A word-for-word copy of the entries is needed, and it should contain no images.

(DATA Opens)

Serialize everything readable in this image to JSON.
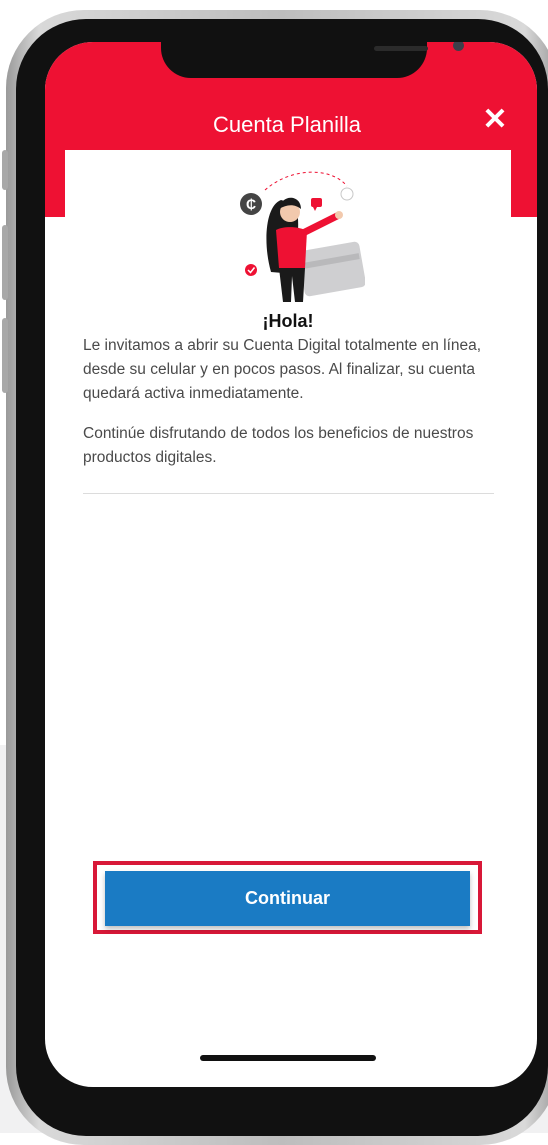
{
  "header": {
    "title": "Cuenta Planilla",
    "close_symbol": "✕",
    "bg_color": "#ee1133"
  },
  "content": {
    "greeting": "¡Hola!",
    "paragraph1": "Le invitamos a abrir su Cuenta Digital totalmente en línea, desde su celular y en pocos pasos. Al finalizar, su cuenta quedará activa inmediatamente.",
    "paragraph2": "Continúe disfrutando de todos los beneficios de nuestros productos digitales.",
    "illustration_icon": "woman-with-card-illustration"
  },
  "actions": {
    "continue_label": "Continuar",
    "button_color": "#1a7bc4",
    "highlight_color": "#d81838"
  }
}
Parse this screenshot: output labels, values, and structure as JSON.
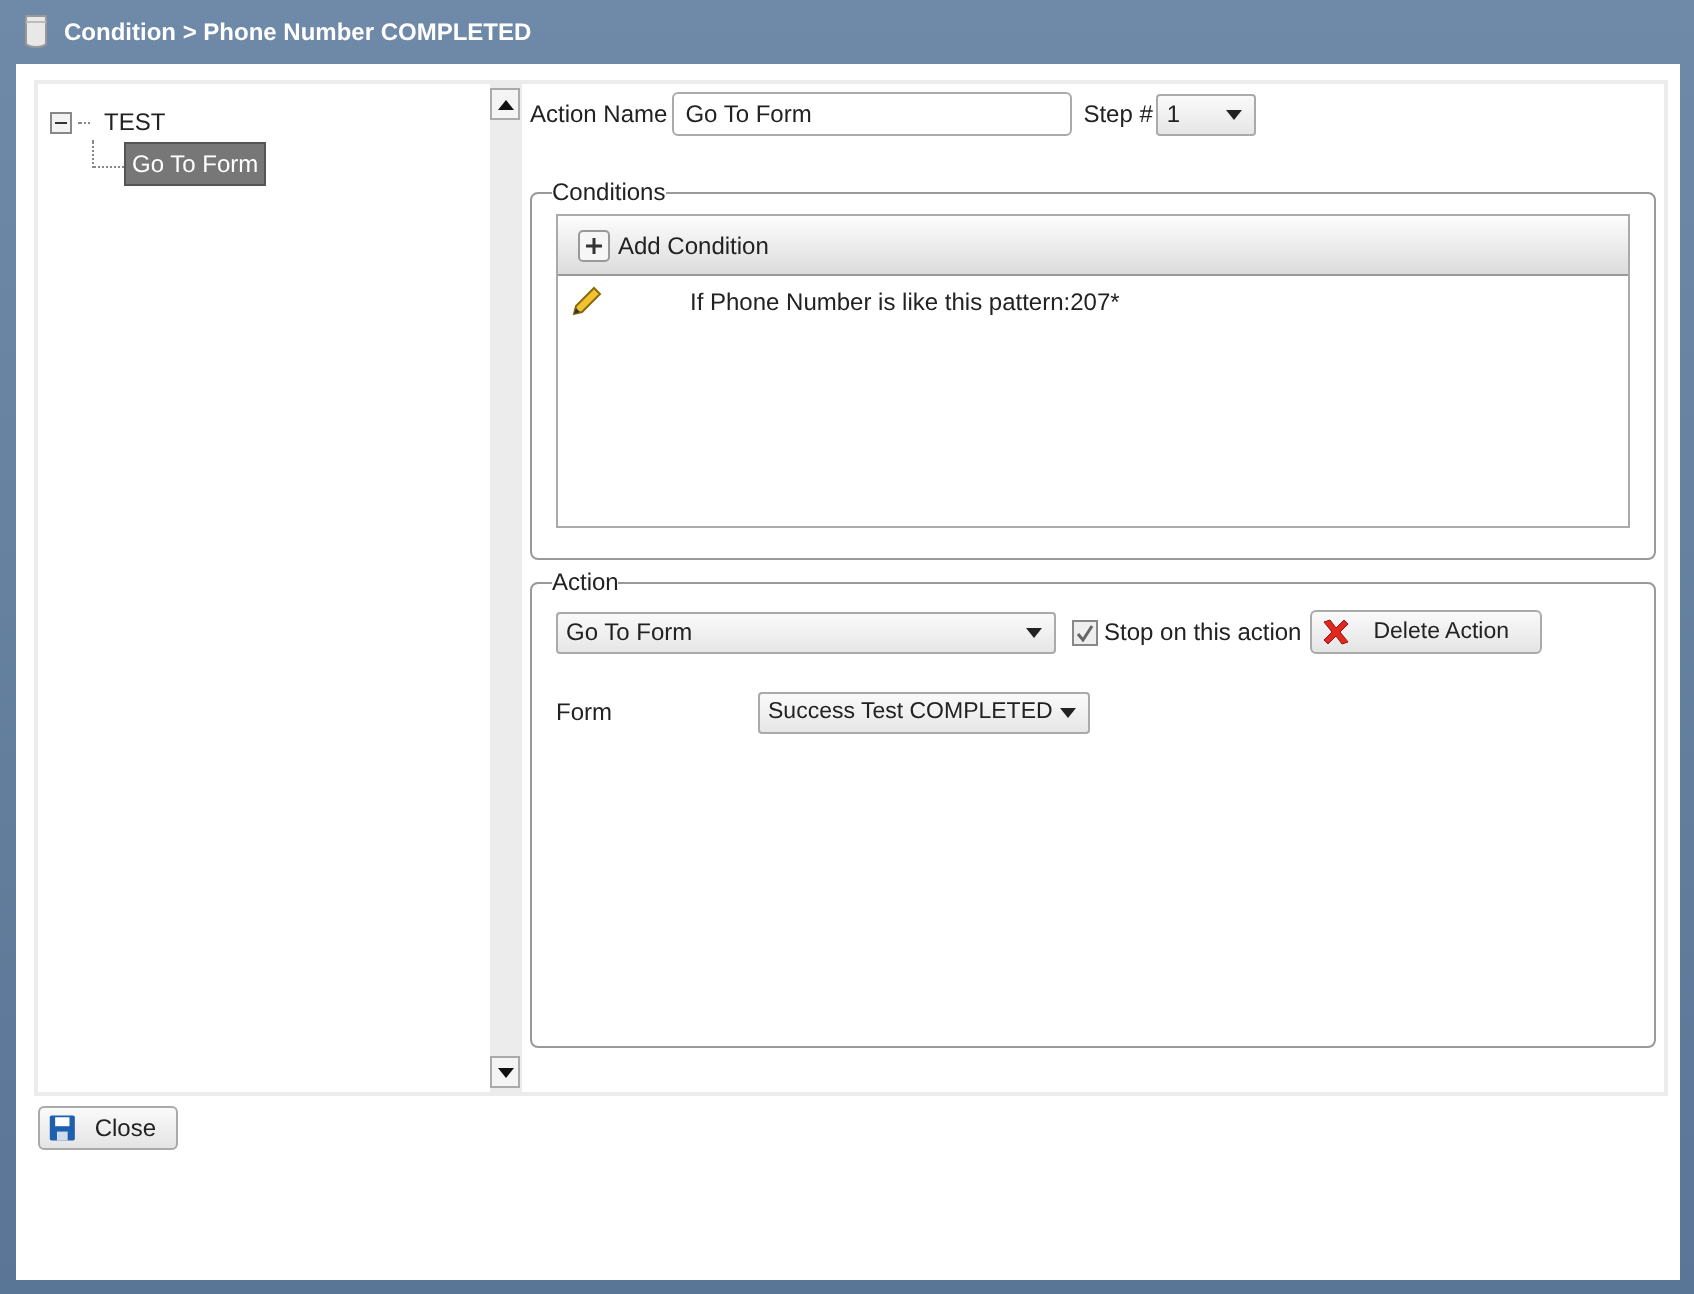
{
  "window": {
    "title": "Condition > Phone Number COMPLETED"
  },
  "tree": [
    {
      "label": "TEST",
      "expanded": true,
      "selected": false,
      "children": [
        {
          "label": "Go To Form",
          "selected": true
        }
      ]
    }
  ],
  "action_name": {
    "label": "Action Name",
    "value": "Go To Form"
  },
  "step": {
    "label": "Step #",
    "value": "1"
  },
  "conditions": {
    "legend": "Conditions",
    "add_button": "Add Condition",
    "rows": [
      {
        "text": "If Phone Number is like this pattern:207*"
      }
    ]
  },
  "action": {
    "legend": "Action",
    "type": "Go To Form",
    "stop": {
      "label": "Stop on this action",
      "checked": true
    },
    "delete_button": "Delete Action",
    "form": {
      "label": "Form",
      "value": "Success Test COMPLETED"
    }
  },
  "close_button": "Close"
}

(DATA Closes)

**RESULT OF THE EXERCISE:**
Serialize everything readable in this image to JSON.
{
  "header": {
    "title": "Cuenta Planilla",
    "close_symbol": "✕",
    "bg_color": "#ee1133"
  },
  "content": {
    "greeting": "¡Hola!",
    "paragraph1": "Le invitamos a abrir su Cuenta Digital totalmente en línea, desde su celular y en pocos pasos. Al finalizar, su cuenta quedará activa inmediatamente.",
    "paragraph2": "Continúe disfrutando de todos los beneficios de nuestros productos digitales.",
    "illustration_icon": "woman-with-card-illustration"
  },
  "actions": {
    "continue_label": "Continuar",
    "button_color": "#1a7bc4",
    "highlight_color": "#d81838"
  }
}
Parse this screenshot: output labels, values, and structure as JSON.
{
  "window": {
    "title": "Condition > Phone Number COMPLETED"
  },
  "tree": [
    {
      "label": "TEST",
      "expanded": true,
      "selected": false,
      "children": [
        {
          "label": "Go To Form",
          "selected": true
        }
      ]
    }
  ],
  "action_name": {
    "label": "Action Name",
    "value": "Go To Form"
  },
  "step": {
    "label": "Step #",
    "value": "1"
  },
  "conditions": {
    "legend": "Conditions",
    "add_button": "Add Condition",
    "rows": [
      {
        "text": "If Phone Number is like this pattern:207*"
      }
    ]
  },
  "action": {
    "legend": "Action",
    "type": "Go To Form",
    "stop": {
      "label": "Stop on this action",
      "checked": true
    },
    "delete_button": "Delete Action",
    "form": {
      "label": "Form",
      "value": "Success Test COMPLETED"
    }
  },
  "close_button": "Close"
}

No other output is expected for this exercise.